The first season of Coney Island Stories launched in December 2020 as the History Project pivoted from in-person activities to virtual programming during the pandemic. Among the 11 episodes in Season One are “A Century of Bathhouses,” “Beach Days,” “Legendary Roller Coasters,” and “Mermaid Avenue.” Listen and subscribe via your favorite podcast app or the podcast page on the Coney Island History Project's website. 

posted Dec 27th, 2021 and tagged with podcast, oral history, Humanities New York,...

Happy Holidays

Happy New Year from the Coney Island History Project! Stay safe and well this holiday season. Many thanks for your support in 2021, whether you became a member or contributor, shared your story for our archives, visited our exhibition center or outdoor exhibits, attended a Zoom event, listened to our podcast or oral histories, or engaged with us on social media. We’re all in this together!

During the pandemic we initiated new programs and presentations including Mermaid Avenue, Then and Now and Coney History Show and Tell via Zoom (soon to be released in video form). New recording technology developed during the last two years enabled us to improve the quality of virtual recording after we temporarily suspended in-person interviews at our exhibit center. I was once again able to teach environmental history at the City Parks Foundation’s Coastal Classroom on Coney Island Creek at Kaiser Park. The last class was held in July, shortly before construction of the ferry dock began. Our down time has been productive as we plan and curate next season’s exciting indoor and outdoor exhibits.

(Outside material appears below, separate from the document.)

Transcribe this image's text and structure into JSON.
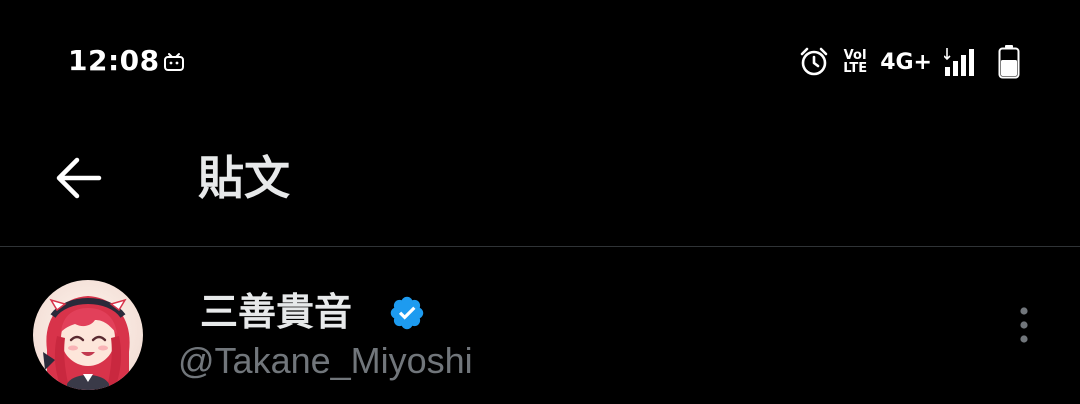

We're especially grateful to the New York City Department of Cultural Affairs, the New York City Council, Council Member Mark Treyger, and Humanities New York for funding our programs during this second challenging year of the pandemic.

Special thanks to Carol Albert for her ongoing support of our mission. Carol co-founded the Coney Island History Project with Jerome Albert in honor of Dewey Albert, the creator of Astroland Park. We also thank the Vourderis family, operators of Deno's Wonder Wheel Park, for providing us a home, and for their interest in preserving Coney Island's history.

Your donation or membership today will help support our 501(c)(3) nonprofit's free exhibits, oral history archive, and community programming as we enter our 18th year. Through December 31, 2021, donors may deduct up to $300 in charitable contributions whether or not you itemize your 2021 tax return.
We’re counting the days until we meet again in Coney Island for the 2022 season! 

Charles Denson 
Executive Director